Robbie Deans may be delighted that an Australian side has won the Super 15 in World Cup year. But he won't have been so thrilled to see Genia, his first choice half back, allow the pressure to get to him so much.
In truth, there was another reason why the Crusaders came up short in this season's final.
Exhaustion crept insidiously into their bodies, like some silent assailant, in the last quarter of the game in Brisbane. Crusaders captain Richie McCaw was too magnanimous to offer travel fatigue as an excuse for defeat. But to have to go to faraway Cape Town for the semi-final was one thing.
To have to head to Brisbane for the final seven days later at the end of a quite exhausting season which included a trip to London and a complicated journey for just about every game they played, finally affected even the super Crusaders. They did their mighty best but that last, top notch 3 or 4% was not quite in their game in this final. There wasn't the same pizzazz or flow that is their trademark.
Increasingly, they began to make the mistakes redolent of weary sportsmen. Concentration levels waver and then drop as the fatigue takes hold, costing them crucial points.
Sean Maitland's dropped pass which cost a try early in the second half and the huge defensive lapse that offered Genia his crucial score were classic examples of the species.
The problem for the New Zealanders is that they now face a Tri-Nations competition that increasingly looks an irrelevance and nuisance, certainly in terms of the travel.
But two other things need to be said. The Crusaders remain a top class outfit and a credit to their shattered, broken city. Their play has given immense heart to their followers. How sad then that thousands and thousands of so-called Australian rugby 'supporters' could only boo and jeer when Dan Carter, one of the world's greatest players and a magnificent ambassador for his sport, lined up kicks at goal on Saturday.

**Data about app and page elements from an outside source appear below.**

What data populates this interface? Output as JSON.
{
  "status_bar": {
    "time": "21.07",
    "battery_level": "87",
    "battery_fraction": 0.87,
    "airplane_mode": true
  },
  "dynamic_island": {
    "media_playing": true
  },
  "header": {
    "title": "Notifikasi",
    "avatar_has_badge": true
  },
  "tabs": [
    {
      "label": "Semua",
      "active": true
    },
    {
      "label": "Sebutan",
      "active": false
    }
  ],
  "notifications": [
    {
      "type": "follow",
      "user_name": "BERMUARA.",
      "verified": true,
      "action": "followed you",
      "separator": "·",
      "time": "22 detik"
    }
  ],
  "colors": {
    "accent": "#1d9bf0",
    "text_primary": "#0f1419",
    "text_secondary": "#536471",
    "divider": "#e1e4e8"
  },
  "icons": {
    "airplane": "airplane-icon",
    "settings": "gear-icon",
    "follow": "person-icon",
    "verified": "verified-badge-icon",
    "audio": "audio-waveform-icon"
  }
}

It is to be hoped that New Zealand and South African supporters take note. Don't sink to the abysmal levels of the Queensland crowd in the home Tri-Nations games in the next few weeks and, in the case of the New Zealanders, in the World Cup this September/October. Show the world what true sportsmanship is about.
- THE INDEPENDENT